Could you repeat the listing exactly, leaving out the pictures?

INPUT DATA ->
- Opening Delimiter -
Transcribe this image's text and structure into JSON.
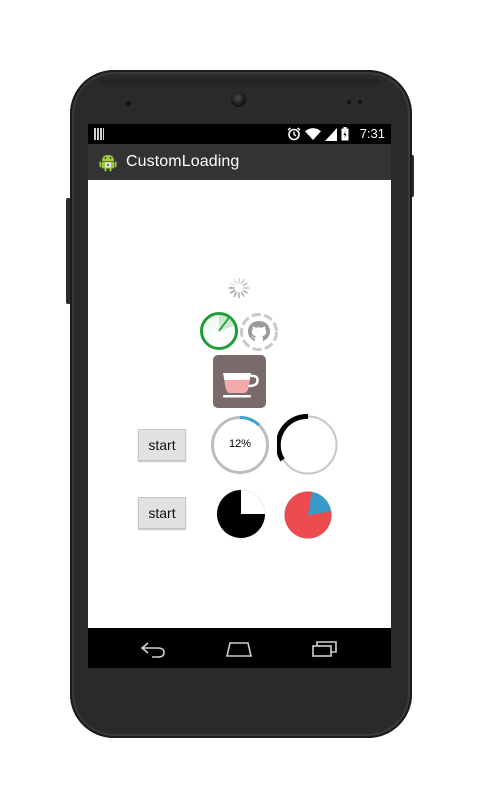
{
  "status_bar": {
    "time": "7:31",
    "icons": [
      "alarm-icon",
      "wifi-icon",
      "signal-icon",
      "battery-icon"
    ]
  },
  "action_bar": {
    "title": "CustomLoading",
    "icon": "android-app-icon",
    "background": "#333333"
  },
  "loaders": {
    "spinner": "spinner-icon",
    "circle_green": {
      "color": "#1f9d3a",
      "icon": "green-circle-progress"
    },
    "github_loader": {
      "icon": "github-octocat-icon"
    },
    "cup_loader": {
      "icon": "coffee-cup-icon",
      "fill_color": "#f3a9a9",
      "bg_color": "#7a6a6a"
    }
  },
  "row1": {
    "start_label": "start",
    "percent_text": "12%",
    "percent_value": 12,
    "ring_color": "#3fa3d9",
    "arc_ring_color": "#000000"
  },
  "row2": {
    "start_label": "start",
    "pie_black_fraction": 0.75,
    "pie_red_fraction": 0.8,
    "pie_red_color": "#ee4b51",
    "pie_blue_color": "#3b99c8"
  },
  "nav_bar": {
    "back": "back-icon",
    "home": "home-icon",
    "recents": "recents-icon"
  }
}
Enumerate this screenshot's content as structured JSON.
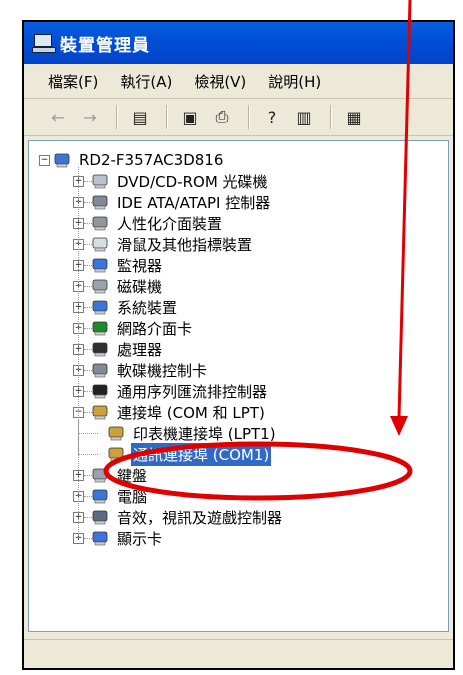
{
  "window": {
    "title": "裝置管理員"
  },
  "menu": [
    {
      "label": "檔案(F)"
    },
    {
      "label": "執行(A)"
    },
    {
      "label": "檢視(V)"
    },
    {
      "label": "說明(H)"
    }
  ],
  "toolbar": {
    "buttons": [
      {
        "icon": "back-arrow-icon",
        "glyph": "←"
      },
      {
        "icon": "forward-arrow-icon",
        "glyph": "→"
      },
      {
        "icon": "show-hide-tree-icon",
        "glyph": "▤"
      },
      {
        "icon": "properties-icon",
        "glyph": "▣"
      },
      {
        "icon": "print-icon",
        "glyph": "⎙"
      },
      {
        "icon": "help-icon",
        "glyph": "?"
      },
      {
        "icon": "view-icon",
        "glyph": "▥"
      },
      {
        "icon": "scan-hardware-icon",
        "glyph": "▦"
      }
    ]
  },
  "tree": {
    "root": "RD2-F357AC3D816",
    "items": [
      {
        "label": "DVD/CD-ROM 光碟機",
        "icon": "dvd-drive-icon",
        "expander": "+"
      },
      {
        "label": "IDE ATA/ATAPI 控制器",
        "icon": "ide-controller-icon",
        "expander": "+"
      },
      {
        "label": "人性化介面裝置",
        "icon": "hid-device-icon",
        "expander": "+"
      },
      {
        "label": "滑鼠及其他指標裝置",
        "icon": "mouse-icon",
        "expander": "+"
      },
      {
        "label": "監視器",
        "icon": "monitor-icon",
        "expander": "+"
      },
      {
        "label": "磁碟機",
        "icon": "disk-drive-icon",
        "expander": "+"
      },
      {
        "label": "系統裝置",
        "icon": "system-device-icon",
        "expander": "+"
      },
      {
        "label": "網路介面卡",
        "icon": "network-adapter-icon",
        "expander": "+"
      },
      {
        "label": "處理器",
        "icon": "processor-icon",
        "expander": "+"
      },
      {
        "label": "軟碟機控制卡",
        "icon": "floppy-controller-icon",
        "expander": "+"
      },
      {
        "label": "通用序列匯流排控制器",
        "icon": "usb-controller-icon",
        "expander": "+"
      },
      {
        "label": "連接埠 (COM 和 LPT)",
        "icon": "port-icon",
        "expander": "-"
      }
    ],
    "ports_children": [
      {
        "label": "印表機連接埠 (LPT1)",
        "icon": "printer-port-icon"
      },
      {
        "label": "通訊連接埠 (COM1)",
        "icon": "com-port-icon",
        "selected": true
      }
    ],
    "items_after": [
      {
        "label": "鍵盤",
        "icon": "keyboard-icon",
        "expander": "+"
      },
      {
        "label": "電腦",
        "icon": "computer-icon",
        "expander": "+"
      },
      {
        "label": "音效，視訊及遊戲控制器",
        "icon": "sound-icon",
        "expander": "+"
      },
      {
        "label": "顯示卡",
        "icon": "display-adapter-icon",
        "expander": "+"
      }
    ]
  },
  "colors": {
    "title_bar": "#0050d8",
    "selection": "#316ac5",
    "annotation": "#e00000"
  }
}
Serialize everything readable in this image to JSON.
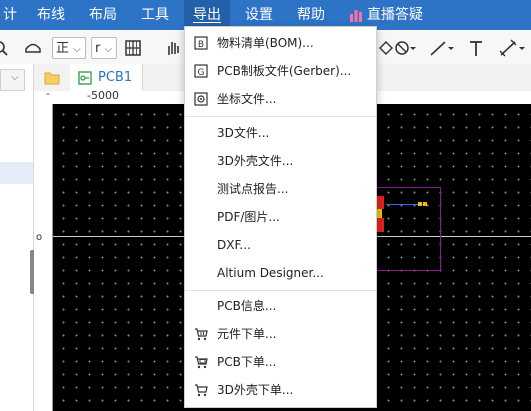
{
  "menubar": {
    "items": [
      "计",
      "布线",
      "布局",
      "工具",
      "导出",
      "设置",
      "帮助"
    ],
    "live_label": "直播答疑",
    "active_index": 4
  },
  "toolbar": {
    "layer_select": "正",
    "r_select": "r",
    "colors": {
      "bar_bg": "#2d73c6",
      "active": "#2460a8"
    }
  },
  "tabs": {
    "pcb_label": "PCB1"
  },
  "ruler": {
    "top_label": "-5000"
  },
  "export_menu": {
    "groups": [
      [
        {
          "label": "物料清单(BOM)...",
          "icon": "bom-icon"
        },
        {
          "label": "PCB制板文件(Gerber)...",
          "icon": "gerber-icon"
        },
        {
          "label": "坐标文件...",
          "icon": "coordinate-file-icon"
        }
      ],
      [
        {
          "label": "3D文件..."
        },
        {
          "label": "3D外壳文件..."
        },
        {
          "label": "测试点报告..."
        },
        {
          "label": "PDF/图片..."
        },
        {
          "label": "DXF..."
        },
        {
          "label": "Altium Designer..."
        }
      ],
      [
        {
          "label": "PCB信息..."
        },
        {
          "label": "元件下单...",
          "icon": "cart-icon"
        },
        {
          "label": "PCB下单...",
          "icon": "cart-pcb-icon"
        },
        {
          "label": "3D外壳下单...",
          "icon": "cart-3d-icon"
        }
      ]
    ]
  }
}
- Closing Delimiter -
OUTPUT OF THE TASK ->
Transcribe this image's text and structure into JSON.
{
  "status_bar": {
    "time": "7:31",
    "icons": [
      "alarm-icon",
      "wifi-icon",
      "signal-icon",
      "battery-icon"
    ]
  },
  "action_bar": {
    "title": "CustomLoading",
    "icon": "android-app-icon",
    "background": "#333333"
  },
  "loaders": {
    "spinner": "spinner-icon",
    "circle_green": {
      "color": "#1f9d3a",
      "icon": "green-circle-progress"
    },
    "github_loader": {
      "icon": "github-octocat-icon"
    },
    "cup_loader": {
      "icon": "coffee-cup-icon",
      "fill_color": "#f3a9a9",
      "bg_color": "#7a6a6a"
    }
  },
  "row1": {
    "start_label": "start",
    "percent_text": "12%",
    "percent_value": 12,
    "ring_color": "#3fa3d9",
    "arc_ring_color": "#000000"
  },
  "row2": {
    "start_label": "start",
    "pie_black_fraction": 0.75,
    "pie_red_fraction": 0.8,
    "pie_red_color": "#ee4b51",
    "pie_blue_color": "#3b99c8"
  },
  "nav_bar": {
    "back": "back-icon",
    "home": "home-icon",
    "recents": "recents-icon"
  }
}
Enumerate this screenshot's content as structured JSON.
{
  "window": {
    "title": "裝置管理員"
  },
  "menu": [
    {
      "label": "檔案(F)"
    },
    {
      "label": "執行(A)"
    },
    {
      "label": "檢視(V)"
    },
    {
      "label": "說明(H)"
    }
  ],
  "toolbar": {
    "buttons": [
      {
        "icon": "back-arrow-icon",
        "glyph": "←"
      },
      {
        "icon": "forward-arrow-icon",
        "glyph": "→"
      },
      {
        "icon": "show-hide-tree-icon",
        "glyph": "▤"
      },
      {
        "icon": "properties-icon",
        "glyph": "▣"
      },
      {
        "icon": "print-icon",
        "glyph": "⎙"
      },
      {
        "icon": "help-icon",
        "glyph": "?"
      },
      {
        "icon": "view-icon",
        "glyph": "▥"
      },
      {
        "icon": "scan-hardware-icon",
        "glyph": "▦"
      }
    ]
  },
  "tree": {
    "root": "RD2-F357AC3D816",
    "items": [
      {
        "label": "DVD/CD-ROM 光碟機",
        "icon": "dvd-drive-icon",
        "expander": "+"
      },
      {
        "label": "IDE ATA/ATAPI 控制器",
        "icon": "ide-controller-icon",
        "expander": "+"
      },
      {
        "label": "人性化介面裝置",
        "icon": "hid-device-icon",
        "expander": "+"
      },
      {
        "label": "滑鼠及其他指標裝置",
        "icon": "mouse-icon",
        "expander": "+"
      },
      {
        "label": "監視器",
        "icon": "monitor-icon",
        "expander": "+"
      },
      {
        "label": "磁碟機",
        "icon": "disk-drive-icon",
        "expander": "+"
      },
      {
        "label": "系統裝置",
        "icon": "system-device-icon",
        "expander": "+"
      },
      {
        "label": "網路介面卡",
        "icon": "network-adapter-icon",
        "expander": "+"
      },
      {
        "label": "處理器",
        "icon": "processor-icon",
        "expander": "+"
      },
      {
        "label": "軟碟機控制卡",
        "icon": "floppy-controller-icon",
        "expander": "+"
      },
      {
        "label": "通用序列匯流排控制器",
        "icon": "usb-controller-icon",
        "expander": "+"
      },
      {
        "label": "連接埠 (COM 和 LPT)",
        "icon": "port-icon",
        "expander": "-"
      }
    ],
    "ports_children": [
      {
        "label": "印表機連接埠 (LPT1)",
        "icon": "printer-port-icon"
      },
      {
        "label": "通訊連接埠 (COM1)",
        "icon": "com-port-icon",
        "selected": true
      }
    ],
    "items_after": [
      {
        "label": "鍵盤",
        "icon": "keyboard-icon",
        "expander": "+"
      },
      {
        "label": "電腦",
        "icon": "computer-icon",
        "expander": "+"
      },
      {
        "label": "音效，視訊及遊戲控制器",
        "icon": "sound-icon",
        "expander": "+"
      },
      {
        "label": "顯示卡",
        "icon": "display-adapter-icon",
        "expander": "+"
      }
    ]
  },
  "colors": {
    "title_bar": "#0050d8",
    "selection": "#316ac5",
    "annotation": "#e00000"
  }
}
Serialize everything readable in this image to JSON.
{
  "menubar": {
    "items": [
      "计",
      "布线",
      "布局",
      "工具",
      "导出",
      "设置",
      "帮助"
    ],
    "live_label": "直播答疑",
    "active_index": 4
  },
  "toolbar": {
    "layer_select": "正",
    "r_select": "r",
    "colors": {
      "bar_bg": "#2d73c6",
      "active": "#2460a8"
    }
  },
  "tabs": {
    "pcb_label": "PCB1"
  },
  "ruler": {
    "top_label": "-5000"
  },
  "export_menu": {
    "groups": [
      [
        {
          "label": "物料清单(BOM)...",
          "icon": "bom-icon"
        },
        {
          "label": "PCB制板文件(Gerber)...",
          "icon": "gerber-icon"
        },
        {
          "label": "坐标文件...",
          "icon": "coordinate-file-icon"
        }
      ],
      [
        {
          "label": "3D文件..."
        },
        {
          "label": "3D外壳文件..."
        },
        {
          "label": "测试点报告..."
        },
        {
          "label": "PDF/图片..."
        },
        {
          "label": "DXF..."
        },
        {
          "label": "Altium Designer..."
        }
      ],
      [
        {
          "label": "PCB信息..."
        },
        {
          "label": "元件下单...",
          "icon": "cart-icon"
        },
        {
          "label": "PCB下单...",
          "icon": "cart-pcb-icon"
        },
        {
          "label": "3D外壳下单...",
          "icon": "cart-3d-icon"
        }
      ]
    ]
  }
}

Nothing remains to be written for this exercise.